* [Exercise aim]: All of the records that follow need to be copied word for word, without the pictures.

[Excerpts from an interface dataset]
----------------
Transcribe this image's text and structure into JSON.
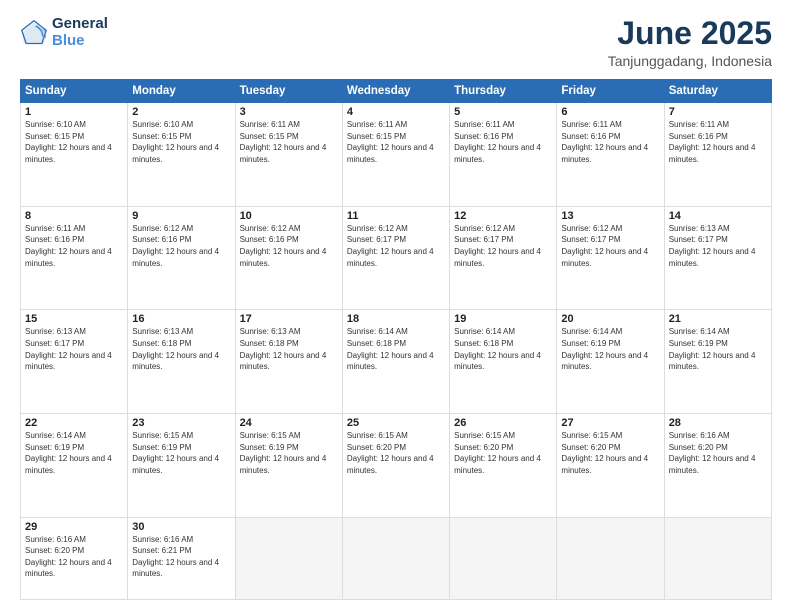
{
  "header": {
    "logo_line1": "General",
    "logo_line2": "Blue",
    "title": "June 2025",
    "subtitle": "Tanjunggadang, Indonesia"
  },
  "days_of_week": [
    "Sunday",
    "Monday",
    "Tuesday",
    "Wednesday",
    "Thursday",
    "Friday",
    "Saturday"
  ],
  "weeks": [
    [
      {
        "day": "1",
        "sunrise": "6:10 AM",
        "sunset": "6:15 PM",
        "daylight": "12 hours and 4 minutes."
      },
      {
        "day": "2",
        "sunrise": "6:10 AM",
        "sunset": "6:15 PM",
        "daylight": "12 hours and 4 minutes."
      },
      {
        "day": "3",
        "sunrise": "6:11 AM",
        "sunset": "6:15 PM",
        "daylight": "12 hours and 4 minutes."
      },
      {
        "day": "4",
        "sunrise": "6:11 AM",
        "sunset": "6:15 PM",
        "daylight": "12 hours and 4 minutes."
      },
      {
        "day": "5",
        "sunrise": "6:11 AM",
        "sunset": "6:16 PM",
        "daylight": "12 hours and 4 minutes."
      },
      {
        "day": "6",
        "sunrise": "6:11 AM",
        "sunset": "6:16 PM",
        "daylight": "12 hours and 4 minutes."
      },
      {
        "day": "7",
        "sunrise": "6:11 AM",
        "sunset": "6:16 PM",
        "daylight": "12 hours and 4 minutes."
      }
    ],
    [
      {
        "day": "8",
        "sunrise": "6:11 AM",
        "sunset": "6:16 PM",
        "daylight": "12 hours and 4 minutes."
      },
      {
        "day": "9",
        "sunrise": "6:12 AM",
        "sunset": "6:16 PM",
        "daylight": "12 hours and 4 minutes."
      },
      {
        "day": "10",
        "sunrise": "6:12 AM",
        "sunset": "6:16 PM",
        "daylight": "12 hours and 4 minutes."
      },
      {
        "day": "11",
        "sunrise": "6:12 AM",
        "sunset": "6:17 PM",
        "daylight": "12 hours and 4 minutes."
      },
      {
        "day": "12",
        "sunrise": "6:12 AM",
        "sunset": "6:17 PM",
        "daylight": "12 hours and 4 minutes."
      },
      {
        "day": "13",
        "sunrise": "6:12 AM",
        "sunset": "6:17 PM",
        "daylight": "12 hours and 4 minutes."
      },
      {
        "day": "14",
        "sunrise": "6:13 AM",
        "sunset": "6:17 PM",
        "daylight": "12 hours and 4 minutes."
      }
    ],
    [
      {
        "day": "15",
        "sunrise": "6:13 AM",
        "sunset": "6:17 PM",
        "daylight": "12 hours and 4 minutes."
      },
      {
        "day": "16",
        "sunrise": "6:13 AM",
        "sunset": "6:18 PM",
        "daylight": "12 hours and 4 minutes."
      },
      {
        "day": "17",
        "sunrise": "6:13 AM",
        "sunset": "6:18 PM",
        "daylight": "12 hours and 4 minutes."
      },
      {
        "day": "18",
        "sunrise": "6:14 AM",
        "sunset": "6:18 PM",
        "daylight": "12 hours and 4 minutes."
      },
      {
        "day": "19",
        "sunrise": "6:14 AM",
        "sunset": "6:18 PM",
        "daylight": "12 hours and 4 minutes."
      },
      {
        "day": "20",
        "sunrise": "6:14 AM",
        "sunset": "6:19 PM",
        "daylight": "12 hours and 4 minutes."
      },
      {
        "day": "21",
        "sunrise": "6:14 AM",
        "sunset": "6:19 PM",
        "daylight": "12 hours and 4 minutes."
      }
    ],
    [
      {
        "day": "22",
        "sunrise": "6:14 AM",
        "sunset": "6:19 PM",
        "daylight": "12 hours and 4 minutes."
      },
      {
        "day": "23",
        "sunrise": "6:15 AM",
        "sunset": "6:19 PM",
        "daylight": "12 hours and 4 minutes."
      },
      {
        "day": "24",
        "sunrise": "6:15 AM",
        "sunset": "6:19 PM",
        "daylight": "12 hours and 4 minutes."
      },
      {
        "day": "25",
        "sunrise": "6:15 AM",
        "sunset": "6:20 PM",
        "daylight": "12 hours and 4 minutes."
      },
      {
        "day": "26",
        "sunrise": "6:15 AM",
        "sunset": "6:20 PM",
        "daylight": "12 hours and 4 minutes."
      },
      {
        "day": "27",
        "sunrise": "6:15 AM",
        "sunset": "6:20 PM",
        "daylight": "12 hours and 4 minutes."
      },
      {
        "day": "28",
        "sunrise": "6:16 AM",
        "sunset": "6:20 PM",
        "daylight": "12 hours and 4 minutes."
      }
    ],
    [
      {
        "day": "29",
        "sunrise": "6:16 AM",
        "sunset": "6:20 PM",
        "daylight": "12 hours and 4 minutes."
      },
      {
        "day": "30",
        "sunrise": "6:16 AM",
        "sunset": "6:21 PM",
        "daylight": "12 hours and 4 minutes."
      },
      null,
      null,
      null,
      null,
      null
    ]
  ]
}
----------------
* [Solution to this problem]:
Transcribe this image's text and structure into JSON.
{
  "header": {
    "logo_line1": "General",
    "logo_line2": "Blue",
    "title": "June 2025",
    "subtitle": "Tanjunggadang, Indonesia"
  },
  "days_of_week": [
    "Sunday",
    "Monday",
    "Tuesday",
    "Wednesday",
    "Thursday",
    "Friday",
    "Saturday"
  ],
  "weeks": [
    [
      {
        "day": "1",
        "sunrise": "6:10 AM",
        "sunset": "6:15 PM",
        "daylight": "12 hours and 4 minutes."
      },
      {
        "day": "2",
        "sunrise": "6:10 AM",
        "sunset": "6:15 PM",
        "daylight": "12 hours and 4 minutes."
      },
      {
        "day": "3",
        "sunrise": "6:11 AM",
        "sunset": "6:15 PM",
        "daylight": "12 hours and 4 minutes."
      },
      {
        "day": "4",
        "sunrise": "6:11 AM",
        "sunset": "6:15 PM",
        "daylight": "12 hours and 4 minutes."
      },
      {
        "day": "5",
        "sunrise": "6:11 AM",
        "sunset": "6:16 PM",
        "daylight": "12 hours and 4 minutes."
      },
      {
        "day": "6",
        "sunrise": "6:11 AM",
        "sunset": "6:16 PM",
        "daylight": "12 hours and 4 minutes."
      },
      {
        "day": "7",
        "sunrise": "6:11 AM",
        "sunset": "6:16 PM",
        "daylight": "12 hours and 4 minutes."
      }
    ],
    [
      {
        "day": "8",
        "sunrise": "6:11 AM",
        "sunset": "6:16 PM",
        "daylight": "12 hours and 4 minutes."
      },
      {
        "day": "9",
        "sunrise": "6:12 AM",
        "sunset": "6:16 PM",
        "daylight": "12 hours and 4 minutes."
      },
      {
        "day": "10",
        "sunrise": "6:12 AM",
        "sunset": "6:16 PM",
        "daylight": "12 hours and 4 minutes."
      },
      {
        "day": "11",
        "sunrise": "6:12 AM",
        "sunset": "6:17 PM",
        "daylight": "12 hours and 4 minutes."
      },
      {
        "day": "12",
        "sunrise": "6:12 AM",
        "sunset": "6:17 PM",
        "daylight": "12 hours and 4 minutes."
      },
      {
        "day": "13",
        "sunrise": "6:12 AM",
        "sunset": "6:17 PM",
        "daylight": "12 hours and 4 minutes."
      },
      {
        "day": "14",
        "sunrise": "6:13 AM",
        "sunset": "6:17 PM",
        "daylight": "12 hours and 4 minutes."
      }
    ],
    [
      {
        "day": "15",
        "sunrise": "6:13 AM",
        "sunset": "6:17 PM",
        "daylight": "12 hours and 4 minutes."
      },
      {
        "day": "16",
        "sunrise": "6:13 AM",
        "sunset": "6:18 PM",
        "daylight": "12 hours and 4 minutes."
      },
      {
        "day": "17",
        "sunrise": "6:13 AM",
        "sunset": "6:18 PM",
        "daylight": "12 hours and 4 minutes."
      },
      {
        "day": "18",
        "sunrise": "6:14 AM",
        "sunset": "6:18 PM",
        "daylight": "12 hours and 4 minutes."
      },
      {
        "day": "19",
        "sunrise": "6:14 AM",
        "sunset": "6:18 PM",
        "daylight": "12 hours and 4 minutes."
      },
      {
        "day": "20",
        "sunrise": "6:14 AM",
        "sunset": "6:19 PM",
        "daylight": "12 hours and 4 minutes."
      },
      {
        "day": "21",
        "sunrise": "6:14 AM",
        "sunset": "6:19 PM",
        "daylight": "12 hours and 4 minutes."
      }
    ],
    [
      {
        "day": "22",
        "sunrise": "6:14 AM",
        "sunset": "6:19 PM",
        "daylight": "12 hours and 4 minutes."
      },
      {
        "day": "23",
        "sunrise": "6:15 AM",
        "sunset": "6:19 PM",
        "daylight": "12 hours and 4 minutes."
      },
      {
        "day": "24",
        "sunrise": "6:15 AM",
        "sunset": "6:19 PM",
        "daylight": "12 hours and 4 minutes."
      },
      {
        "day": "25",
        "sunrise": "6:15 AM",
        "sunset": "6:20 PM",
        "daylight": "12 hours and 4 minutes."
      },
      {
        "day": "26",
        "sunrise": "6:15 AM",
        "sunset": "6:20 PM",
        "daylight": "12 hours and 4 minutes."
      },
      {
        "day": "27",
        "sunrise": "6:15 AM",
        "sunset": "6:20 PM",
        "daylight": "12 hours and 4 minutes."
      },
      {
        "day": "28",
        "sunrise": "6:16 AM",
        "sunset": "6:20 PM",
        "daylight": "12 hours and 4 minutes."
      }
    ],
    [
      {
        "day": "29",
        "sunrise": "6:16 AM",
        "sunset": "6:20 PM",
        "daylight": "12 hours and 4 minutes."
      },
      {
        "day": "30",
        "sunrise": "6:16 AM",
        "sunset": "6:21 PM",
        "daylight": "12 hours and 4 minutes."
      },
      null,
      null,
      null,
      null,
      null
    ]
  ]
}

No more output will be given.